Power of attorney (POA) is a legal authorization that gives a designated person, termed the agent or attorney-in-fact, the power to act for another person, known as the principal. The agent may be given broad or limited authority to make decisions about the principal’s property, finances, investments, or medical care.
What power does power of attorney give you?
A Power of Attorney is a legal document that gives a person, or trustee organisation the legal authority to act for you to manage your assets and make financial and legal decisions on your behalf.
What can a POA do and not do?
An agent with power of attorney cannot:
- Change a principal’s will.
- Break their fiduciary duty to act in the principal’s best interests.
- Make decisions on behalf of the principal after their death. (POA ends with the death of the principal. …
- Change or transfer POA to someone else.
Can a power of attorney take your money?
People often ask me, “Can my agent steal my money?” The unfortunate answer is “yes.” Since he will have access to your financial accounts, he can access your funds and use them for his own benefit. The agent does have a fiduciary duty to use the assets only for your benefit or as you direct in the document.
Does power of attorney mean you are responsible for debts?
For the most part, the person you appoint as your agent is not responsible for your debts when you die. However, there are a few exceptions: They were a co-signer on a loan with you.
What three decisions Cannot be made by a legal power of attorney?
You cannot give an attorney the power to: act in a way or make a decision that you cannot normally do yourself – for example, anything outside the law. consent to a deprivation of liberty being imposed on you, without a court order.
What type of power of attorney covers everything?
General power of attorney
With a general power of attorney, you authorize your agent to act for you in all situations allowed by local law.
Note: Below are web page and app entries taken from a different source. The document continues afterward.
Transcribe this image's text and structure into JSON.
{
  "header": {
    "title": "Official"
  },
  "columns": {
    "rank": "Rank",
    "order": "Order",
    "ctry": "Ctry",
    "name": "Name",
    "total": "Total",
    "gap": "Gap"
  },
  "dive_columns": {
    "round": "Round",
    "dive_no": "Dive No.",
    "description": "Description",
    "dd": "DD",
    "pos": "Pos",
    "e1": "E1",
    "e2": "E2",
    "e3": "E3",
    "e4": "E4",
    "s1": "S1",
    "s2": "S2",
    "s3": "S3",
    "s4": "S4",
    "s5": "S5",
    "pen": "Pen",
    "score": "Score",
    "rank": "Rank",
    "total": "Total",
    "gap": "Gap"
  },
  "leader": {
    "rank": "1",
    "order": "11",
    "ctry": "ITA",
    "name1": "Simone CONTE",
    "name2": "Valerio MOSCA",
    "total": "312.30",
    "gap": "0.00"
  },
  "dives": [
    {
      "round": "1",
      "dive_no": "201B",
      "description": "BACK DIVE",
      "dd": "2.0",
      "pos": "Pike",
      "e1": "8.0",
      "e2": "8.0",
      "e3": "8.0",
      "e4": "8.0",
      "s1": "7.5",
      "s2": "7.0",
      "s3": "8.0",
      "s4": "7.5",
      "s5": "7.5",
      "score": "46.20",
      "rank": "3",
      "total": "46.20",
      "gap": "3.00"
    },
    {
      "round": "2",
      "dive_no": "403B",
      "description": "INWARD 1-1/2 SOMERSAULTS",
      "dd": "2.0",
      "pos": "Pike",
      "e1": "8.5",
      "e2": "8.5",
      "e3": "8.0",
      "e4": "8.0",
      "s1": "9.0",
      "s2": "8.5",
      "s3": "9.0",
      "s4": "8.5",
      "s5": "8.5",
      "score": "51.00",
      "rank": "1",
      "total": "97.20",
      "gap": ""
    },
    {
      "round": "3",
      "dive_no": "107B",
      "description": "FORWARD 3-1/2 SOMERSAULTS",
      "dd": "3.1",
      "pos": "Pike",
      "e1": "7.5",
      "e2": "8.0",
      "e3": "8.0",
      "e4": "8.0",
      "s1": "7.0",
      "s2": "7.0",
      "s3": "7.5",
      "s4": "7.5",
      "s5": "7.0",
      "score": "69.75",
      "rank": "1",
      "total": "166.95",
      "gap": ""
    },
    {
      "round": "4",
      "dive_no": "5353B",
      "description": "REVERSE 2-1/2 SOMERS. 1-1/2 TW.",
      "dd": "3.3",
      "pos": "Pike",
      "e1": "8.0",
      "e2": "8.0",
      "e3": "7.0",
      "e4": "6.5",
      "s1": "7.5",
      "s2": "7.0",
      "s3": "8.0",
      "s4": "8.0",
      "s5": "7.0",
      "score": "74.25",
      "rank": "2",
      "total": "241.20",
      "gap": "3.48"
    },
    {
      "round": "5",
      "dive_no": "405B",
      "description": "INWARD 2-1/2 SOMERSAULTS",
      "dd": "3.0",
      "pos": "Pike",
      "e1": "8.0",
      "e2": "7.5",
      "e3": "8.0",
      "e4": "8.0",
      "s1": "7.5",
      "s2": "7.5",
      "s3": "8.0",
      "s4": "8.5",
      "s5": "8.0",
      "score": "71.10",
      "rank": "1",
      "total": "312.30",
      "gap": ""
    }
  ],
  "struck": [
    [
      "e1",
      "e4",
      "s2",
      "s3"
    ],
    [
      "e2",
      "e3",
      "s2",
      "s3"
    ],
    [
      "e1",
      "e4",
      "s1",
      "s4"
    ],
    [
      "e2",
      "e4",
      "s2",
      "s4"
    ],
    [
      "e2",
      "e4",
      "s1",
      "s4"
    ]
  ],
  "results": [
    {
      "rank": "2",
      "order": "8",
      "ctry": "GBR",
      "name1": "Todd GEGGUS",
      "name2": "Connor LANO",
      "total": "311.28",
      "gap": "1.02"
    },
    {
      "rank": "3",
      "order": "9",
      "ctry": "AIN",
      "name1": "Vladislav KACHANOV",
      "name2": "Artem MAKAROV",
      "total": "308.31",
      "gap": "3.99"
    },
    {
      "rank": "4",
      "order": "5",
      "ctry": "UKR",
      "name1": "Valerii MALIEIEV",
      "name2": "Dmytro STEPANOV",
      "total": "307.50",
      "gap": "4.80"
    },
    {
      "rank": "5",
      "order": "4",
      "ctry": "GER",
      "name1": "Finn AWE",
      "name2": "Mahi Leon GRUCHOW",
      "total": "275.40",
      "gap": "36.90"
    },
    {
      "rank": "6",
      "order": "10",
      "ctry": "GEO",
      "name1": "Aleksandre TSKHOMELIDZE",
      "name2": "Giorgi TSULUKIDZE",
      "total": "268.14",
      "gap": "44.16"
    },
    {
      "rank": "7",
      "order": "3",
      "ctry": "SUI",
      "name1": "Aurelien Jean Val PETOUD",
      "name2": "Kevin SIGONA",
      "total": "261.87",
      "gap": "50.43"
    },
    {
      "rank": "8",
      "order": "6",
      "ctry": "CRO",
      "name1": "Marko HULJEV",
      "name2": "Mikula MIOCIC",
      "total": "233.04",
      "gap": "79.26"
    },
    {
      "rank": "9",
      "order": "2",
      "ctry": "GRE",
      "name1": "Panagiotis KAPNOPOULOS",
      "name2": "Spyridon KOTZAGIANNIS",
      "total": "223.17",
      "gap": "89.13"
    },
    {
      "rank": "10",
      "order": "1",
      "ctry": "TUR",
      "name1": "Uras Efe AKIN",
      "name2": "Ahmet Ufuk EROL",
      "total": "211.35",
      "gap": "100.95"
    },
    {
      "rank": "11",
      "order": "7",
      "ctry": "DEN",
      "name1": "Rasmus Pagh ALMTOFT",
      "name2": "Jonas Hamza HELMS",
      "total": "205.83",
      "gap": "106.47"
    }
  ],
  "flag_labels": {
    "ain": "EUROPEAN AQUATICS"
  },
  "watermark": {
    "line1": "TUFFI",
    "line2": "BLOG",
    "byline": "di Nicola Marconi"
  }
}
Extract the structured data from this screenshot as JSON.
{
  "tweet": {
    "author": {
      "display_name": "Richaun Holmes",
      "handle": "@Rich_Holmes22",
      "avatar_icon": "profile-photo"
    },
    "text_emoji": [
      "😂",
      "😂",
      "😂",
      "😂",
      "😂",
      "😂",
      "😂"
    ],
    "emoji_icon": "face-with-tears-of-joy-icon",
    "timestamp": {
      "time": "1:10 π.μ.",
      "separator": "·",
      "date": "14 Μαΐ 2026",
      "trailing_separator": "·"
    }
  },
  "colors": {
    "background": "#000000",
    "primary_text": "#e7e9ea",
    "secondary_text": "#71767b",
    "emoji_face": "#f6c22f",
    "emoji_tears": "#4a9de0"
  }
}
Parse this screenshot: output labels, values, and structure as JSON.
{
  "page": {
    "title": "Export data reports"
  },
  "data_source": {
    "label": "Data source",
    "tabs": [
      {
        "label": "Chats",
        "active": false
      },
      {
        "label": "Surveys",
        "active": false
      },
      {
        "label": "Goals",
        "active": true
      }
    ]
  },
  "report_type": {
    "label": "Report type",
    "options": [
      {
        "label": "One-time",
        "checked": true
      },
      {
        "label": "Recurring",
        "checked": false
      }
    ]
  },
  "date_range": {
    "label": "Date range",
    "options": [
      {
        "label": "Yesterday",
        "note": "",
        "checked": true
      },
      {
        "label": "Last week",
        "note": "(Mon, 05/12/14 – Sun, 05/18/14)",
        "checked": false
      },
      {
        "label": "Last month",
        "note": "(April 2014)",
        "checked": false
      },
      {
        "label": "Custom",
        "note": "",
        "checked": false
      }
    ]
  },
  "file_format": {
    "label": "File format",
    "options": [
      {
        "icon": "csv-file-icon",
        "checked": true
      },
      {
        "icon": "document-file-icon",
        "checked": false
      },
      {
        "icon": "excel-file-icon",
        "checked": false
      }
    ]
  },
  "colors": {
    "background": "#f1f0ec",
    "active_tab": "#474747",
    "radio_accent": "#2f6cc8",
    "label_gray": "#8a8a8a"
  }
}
This includes legal, financial, health, and business matters.
What are the limitations of power of attorney?
What Are the Limitations of Power of Attorney?
- The POA cannot transfer the responsibility to another Agent at any time.
- The POA cannot make any legal or financial decisions after the death of the Principal, at which point the Executor of the Estate would take over.
Can a power of attorney write checks to themselves?
Can Power of Attorney Write Checks After Death? No. From the moment a person passes away, the power of attorney is extinguished. After death, the agent has no more legal authority over the principal’s affairs.
Can power of attorney change a will after death?
In most states power of attorney ends once the grantee dies. … The result is that power of attorney cannot change a will while the grantee is alive, because they do not have the authority to do so, and cannot change an estate once the grantee has died because their role as power of attorney ends with the grantee’s death.
What can a power of attorney do on a bank account?
Through the use of a valid Power of Attorney, an Agent can sign checks for the Principal, withdraw and deposit funds from the Principal’s financial accounts, change or create beneficiary designations for financial assets, and perform many other financial transactions.
Can a POA close a bank account?
A general power of attorney gives the agent the right to close bank accounts on your behalf unless otherwise specified. … For example, a power of attorney that grants an agent the authority to handle your finances will usually also grant the ability to make changes to your bank accounts.
Can power of attorney change beneficiary?
A POA can change beneficiaries if the POA instrument allows it. Make sure you’re changing a beneficiary or adding one for a legitimate reason. Once you have a POA that allows you to change beneficiaries, changing beneficiaries is relatively simple and something you can do yourself.
What happens when power of attorney holder dies?
Upon the death of the principal, the power of attorney is no longer valid and instead the will is executed. Instead of the agent, now the executor of the will is responsible for carrying out the demands of the principal through the will.
Can a POA use a credit card?
California Probate Code Section 4455 states that a POA granting banking authority allows the agent to open accounts, withdraw money, and apply for and receive a credit card. However, the law does NOT grant the agent the power to sign credit card transactions with power of attorney documents.